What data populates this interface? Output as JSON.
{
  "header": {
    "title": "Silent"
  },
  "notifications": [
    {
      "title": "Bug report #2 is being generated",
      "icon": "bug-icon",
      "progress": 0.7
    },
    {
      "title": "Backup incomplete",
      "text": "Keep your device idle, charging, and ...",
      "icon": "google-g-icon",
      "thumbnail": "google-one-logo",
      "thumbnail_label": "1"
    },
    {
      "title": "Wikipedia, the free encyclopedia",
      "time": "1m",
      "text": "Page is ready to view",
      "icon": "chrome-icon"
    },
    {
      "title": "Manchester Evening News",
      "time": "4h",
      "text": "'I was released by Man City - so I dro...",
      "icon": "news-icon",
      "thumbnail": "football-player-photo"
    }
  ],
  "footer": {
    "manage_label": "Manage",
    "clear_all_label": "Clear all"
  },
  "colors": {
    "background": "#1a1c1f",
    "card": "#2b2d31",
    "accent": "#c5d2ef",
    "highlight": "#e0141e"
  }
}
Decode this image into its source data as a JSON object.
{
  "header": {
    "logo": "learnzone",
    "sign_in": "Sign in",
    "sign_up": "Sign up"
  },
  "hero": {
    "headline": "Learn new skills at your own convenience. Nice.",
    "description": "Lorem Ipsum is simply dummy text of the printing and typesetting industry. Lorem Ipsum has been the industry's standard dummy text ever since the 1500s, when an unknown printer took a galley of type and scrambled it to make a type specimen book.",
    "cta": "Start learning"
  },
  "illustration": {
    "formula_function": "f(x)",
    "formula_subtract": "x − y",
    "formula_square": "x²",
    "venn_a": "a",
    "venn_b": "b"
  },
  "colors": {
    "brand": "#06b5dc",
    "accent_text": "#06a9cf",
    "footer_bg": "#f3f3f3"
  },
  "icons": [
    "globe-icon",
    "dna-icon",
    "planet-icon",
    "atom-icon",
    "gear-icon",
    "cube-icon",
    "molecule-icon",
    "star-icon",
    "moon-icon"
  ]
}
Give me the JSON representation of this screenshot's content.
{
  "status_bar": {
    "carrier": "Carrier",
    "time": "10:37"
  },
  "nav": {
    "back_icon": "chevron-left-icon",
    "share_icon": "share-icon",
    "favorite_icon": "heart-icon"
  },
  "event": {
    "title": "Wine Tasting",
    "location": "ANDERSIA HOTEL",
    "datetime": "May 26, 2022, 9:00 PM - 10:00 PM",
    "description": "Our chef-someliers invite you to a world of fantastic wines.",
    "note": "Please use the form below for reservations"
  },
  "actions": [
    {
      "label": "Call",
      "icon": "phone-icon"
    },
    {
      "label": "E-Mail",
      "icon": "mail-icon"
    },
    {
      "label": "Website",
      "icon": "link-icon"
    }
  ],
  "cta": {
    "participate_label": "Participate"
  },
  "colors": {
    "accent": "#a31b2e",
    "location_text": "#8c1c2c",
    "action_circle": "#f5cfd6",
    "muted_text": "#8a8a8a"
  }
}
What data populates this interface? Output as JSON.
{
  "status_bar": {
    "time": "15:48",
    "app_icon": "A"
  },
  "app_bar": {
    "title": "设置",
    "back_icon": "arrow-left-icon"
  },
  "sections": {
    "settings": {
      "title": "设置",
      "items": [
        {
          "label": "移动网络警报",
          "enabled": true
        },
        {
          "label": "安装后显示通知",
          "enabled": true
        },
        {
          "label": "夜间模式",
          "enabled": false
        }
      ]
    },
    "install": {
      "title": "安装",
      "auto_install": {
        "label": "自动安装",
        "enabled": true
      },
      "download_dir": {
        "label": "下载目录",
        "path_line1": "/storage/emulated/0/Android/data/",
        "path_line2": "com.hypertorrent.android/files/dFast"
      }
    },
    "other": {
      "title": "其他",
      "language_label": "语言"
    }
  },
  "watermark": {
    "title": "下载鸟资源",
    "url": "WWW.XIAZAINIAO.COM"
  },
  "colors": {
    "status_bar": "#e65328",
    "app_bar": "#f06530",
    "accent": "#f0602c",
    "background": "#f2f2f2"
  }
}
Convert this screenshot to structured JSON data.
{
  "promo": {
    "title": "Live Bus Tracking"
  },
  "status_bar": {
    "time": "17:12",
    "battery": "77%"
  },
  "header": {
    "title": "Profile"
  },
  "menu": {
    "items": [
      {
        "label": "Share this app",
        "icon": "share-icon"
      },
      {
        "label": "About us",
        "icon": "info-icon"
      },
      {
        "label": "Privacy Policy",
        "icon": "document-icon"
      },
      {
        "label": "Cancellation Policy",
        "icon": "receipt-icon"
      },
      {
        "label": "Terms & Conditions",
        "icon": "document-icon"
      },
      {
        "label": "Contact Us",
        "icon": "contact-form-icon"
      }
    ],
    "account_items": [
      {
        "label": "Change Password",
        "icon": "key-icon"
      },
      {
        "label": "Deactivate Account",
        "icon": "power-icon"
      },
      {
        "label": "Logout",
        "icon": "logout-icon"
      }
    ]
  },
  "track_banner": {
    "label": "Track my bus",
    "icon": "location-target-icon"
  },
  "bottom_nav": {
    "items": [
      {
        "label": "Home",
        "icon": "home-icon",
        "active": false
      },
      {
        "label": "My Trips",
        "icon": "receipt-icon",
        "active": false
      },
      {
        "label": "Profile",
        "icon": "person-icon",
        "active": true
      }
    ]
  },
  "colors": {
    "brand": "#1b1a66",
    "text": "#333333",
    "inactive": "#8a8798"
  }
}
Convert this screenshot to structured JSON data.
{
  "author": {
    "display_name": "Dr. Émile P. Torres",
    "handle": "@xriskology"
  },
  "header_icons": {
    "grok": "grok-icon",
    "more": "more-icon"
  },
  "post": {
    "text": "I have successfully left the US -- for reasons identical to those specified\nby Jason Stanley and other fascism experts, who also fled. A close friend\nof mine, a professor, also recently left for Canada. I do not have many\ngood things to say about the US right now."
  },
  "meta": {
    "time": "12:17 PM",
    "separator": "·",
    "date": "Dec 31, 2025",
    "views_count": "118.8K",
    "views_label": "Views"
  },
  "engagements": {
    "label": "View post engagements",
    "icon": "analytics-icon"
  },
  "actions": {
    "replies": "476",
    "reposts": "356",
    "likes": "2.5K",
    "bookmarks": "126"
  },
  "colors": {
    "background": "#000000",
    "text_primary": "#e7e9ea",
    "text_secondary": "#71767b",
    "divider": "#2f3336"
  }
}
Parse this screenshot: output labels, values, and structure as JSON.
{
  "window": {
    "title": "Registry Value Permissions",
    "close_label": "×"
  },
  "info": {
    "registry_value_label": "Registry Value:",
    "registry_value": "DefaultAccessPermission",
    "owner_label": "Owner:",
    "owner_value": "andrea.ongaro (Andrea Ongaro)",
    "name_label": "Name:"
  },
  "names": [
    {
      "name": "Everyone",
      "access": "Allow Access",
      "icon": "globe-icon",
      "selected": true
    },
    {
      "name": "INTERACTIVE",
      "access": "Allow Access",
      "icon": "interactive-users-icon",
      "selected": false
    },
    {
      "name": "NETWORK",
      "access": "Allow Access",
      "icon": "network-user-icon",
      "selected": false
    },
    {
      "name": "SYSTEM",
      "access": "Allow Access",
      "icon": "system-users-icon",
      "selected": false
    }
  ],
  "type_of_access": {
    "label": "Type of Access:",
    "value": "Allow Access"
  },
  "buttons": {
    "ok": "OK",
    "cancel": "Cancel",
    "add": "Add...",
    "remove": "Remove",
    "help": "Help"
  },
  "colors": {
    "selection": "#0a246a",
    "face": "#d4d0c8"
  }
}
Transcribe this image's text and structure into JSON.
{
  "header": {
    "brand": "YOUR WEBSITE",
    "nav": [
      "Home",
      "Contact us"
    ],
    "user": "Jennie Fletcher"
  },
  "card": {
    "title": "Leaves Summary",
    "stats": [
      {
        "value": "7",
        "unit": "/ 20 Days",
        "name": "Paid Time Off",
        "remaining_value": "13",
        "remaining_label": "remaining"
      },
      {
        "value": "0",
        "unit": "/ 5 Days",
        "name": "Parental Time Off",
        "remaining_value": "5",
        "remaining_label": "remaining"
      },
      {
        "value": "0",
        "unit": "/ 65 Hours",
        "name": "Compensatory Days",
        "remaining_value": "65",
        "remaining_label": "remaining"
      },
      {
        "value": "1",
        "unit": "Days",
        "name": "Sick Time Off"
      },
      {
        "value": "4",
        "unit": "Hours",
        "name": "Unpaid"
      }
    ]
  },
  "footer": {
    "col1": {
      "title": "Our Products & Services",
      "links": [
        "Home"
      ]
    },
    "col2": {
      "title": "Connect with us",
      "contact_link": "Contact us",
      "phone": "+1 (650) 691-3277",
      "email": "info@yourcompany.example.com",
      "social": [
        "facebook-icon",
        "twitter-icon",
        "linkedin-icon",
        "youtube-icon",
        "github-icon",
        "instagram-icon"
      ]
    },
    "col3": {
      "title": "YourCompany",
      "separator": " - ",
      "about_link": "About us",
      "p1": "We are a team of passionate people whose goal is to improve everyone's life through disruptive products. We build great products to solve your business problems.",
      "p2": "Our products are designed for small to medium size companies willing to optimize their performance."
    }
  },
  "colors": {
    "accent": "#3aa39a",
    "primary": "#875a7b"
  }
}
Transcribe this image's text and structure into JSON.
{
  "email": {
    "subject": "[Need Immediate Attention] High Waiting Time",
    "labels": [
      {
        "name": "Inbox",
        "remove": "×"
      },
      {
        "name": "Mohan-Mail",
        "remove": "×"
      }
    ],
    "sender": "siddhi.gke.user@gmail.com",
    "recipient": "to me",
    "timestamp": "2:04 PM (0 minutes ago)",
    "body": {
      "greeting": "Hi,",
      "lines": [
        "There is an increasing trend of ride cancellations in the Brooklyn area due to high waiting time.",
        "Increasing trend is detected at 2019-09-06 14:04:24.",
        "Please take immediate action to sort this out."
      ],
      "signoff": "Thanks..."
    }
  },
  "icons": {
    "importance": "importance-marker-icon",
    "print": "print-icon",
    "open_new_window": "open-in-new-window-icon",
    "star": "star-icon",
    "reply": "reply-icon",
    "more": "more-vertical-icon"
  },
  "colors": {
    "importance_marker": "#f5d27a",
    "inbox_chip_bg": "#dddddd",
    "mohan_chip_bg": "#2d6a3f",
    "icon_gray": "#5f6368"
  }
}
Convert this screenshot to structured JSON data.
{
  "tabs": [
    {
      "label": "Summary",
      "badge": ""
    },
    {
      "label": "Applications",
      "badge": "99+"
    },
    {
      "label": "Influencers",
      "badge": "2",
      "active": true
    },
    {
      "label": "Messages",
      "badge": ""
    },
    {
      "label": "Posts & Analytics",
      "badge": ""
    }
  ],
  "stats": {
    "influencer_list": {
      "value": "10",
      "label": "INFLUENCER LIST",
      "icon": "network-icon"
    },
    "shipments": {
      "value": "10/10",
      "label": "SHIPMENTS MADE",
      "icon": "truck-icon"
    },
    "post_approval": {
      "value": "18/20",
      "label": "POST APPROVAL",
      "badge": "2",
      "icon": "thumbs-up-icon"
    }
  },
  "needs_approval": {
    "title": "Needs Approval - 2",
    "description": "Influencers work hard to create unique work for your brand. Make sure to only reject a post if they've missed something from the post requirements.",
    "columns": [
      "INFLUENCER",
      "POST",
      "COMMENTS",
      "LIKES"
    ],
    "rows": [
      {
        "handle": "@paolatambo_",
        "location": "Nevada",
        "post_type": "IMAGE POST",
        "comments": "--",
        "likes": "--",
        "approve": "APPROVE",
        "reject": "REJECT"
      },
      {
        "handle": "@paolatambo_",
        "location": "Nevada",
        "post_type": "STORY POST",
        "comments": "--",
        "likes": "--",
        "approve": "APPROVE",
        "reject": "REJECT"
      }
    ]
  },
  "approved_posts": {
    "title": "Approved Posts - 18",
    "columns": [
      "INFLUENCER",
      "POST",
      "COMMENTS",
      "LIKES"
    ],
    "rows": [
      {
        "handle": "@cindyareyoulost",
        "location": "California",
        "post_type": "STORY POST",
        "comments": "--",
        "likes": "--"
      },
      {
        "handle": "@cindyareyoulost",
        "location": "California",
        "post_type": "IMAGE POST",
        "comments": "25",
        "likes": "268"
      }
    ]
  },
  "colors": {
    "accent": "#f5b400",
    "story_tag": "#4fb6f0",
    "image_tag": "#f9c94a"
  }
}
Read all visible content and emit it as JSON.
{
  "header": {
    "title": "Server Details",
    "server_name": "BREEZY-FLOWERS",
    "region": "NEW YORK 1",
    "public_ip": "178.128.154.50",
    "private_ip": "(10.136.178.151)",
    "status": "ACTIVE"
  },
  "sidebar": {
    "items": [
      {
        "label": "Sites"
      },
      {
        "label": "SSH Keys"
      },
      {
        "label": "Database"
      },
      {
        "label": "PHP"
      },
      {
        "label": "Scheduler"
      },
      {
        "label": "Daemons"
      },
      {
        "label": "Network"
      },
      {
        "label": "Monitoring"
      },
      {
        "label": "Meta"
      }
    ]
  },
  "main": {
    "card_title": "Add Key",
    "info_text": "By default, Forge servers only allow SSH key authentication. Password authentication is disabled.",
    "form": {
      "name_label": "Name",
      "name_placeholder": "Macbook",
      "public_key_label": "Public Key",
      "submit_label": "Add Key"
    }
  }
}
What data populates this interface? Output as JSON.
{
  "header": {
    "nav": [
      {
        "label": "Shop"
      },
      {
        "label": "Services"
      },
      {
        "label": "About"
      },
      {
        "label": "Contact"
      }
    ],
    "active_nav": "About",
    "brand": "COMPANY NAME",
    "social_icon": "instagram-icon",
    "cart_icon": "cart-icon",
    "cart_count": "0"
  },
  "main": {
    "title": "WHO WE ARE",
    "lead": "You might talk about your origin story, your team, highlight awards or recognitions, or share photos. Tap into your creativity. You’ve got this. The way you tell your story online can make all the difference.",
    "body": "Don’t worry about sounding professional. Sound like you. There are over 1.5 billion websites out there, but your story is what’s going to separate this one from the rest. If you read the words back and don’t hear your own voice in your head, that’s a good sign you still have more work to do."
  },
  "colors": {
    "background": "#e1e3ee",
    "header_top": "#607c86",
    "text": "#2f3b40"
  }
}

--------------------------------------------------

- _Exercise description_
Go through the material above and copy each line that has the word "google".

- _Response_
      "icon": "google-g-icon",
      "thumbnail": "google-one-logo",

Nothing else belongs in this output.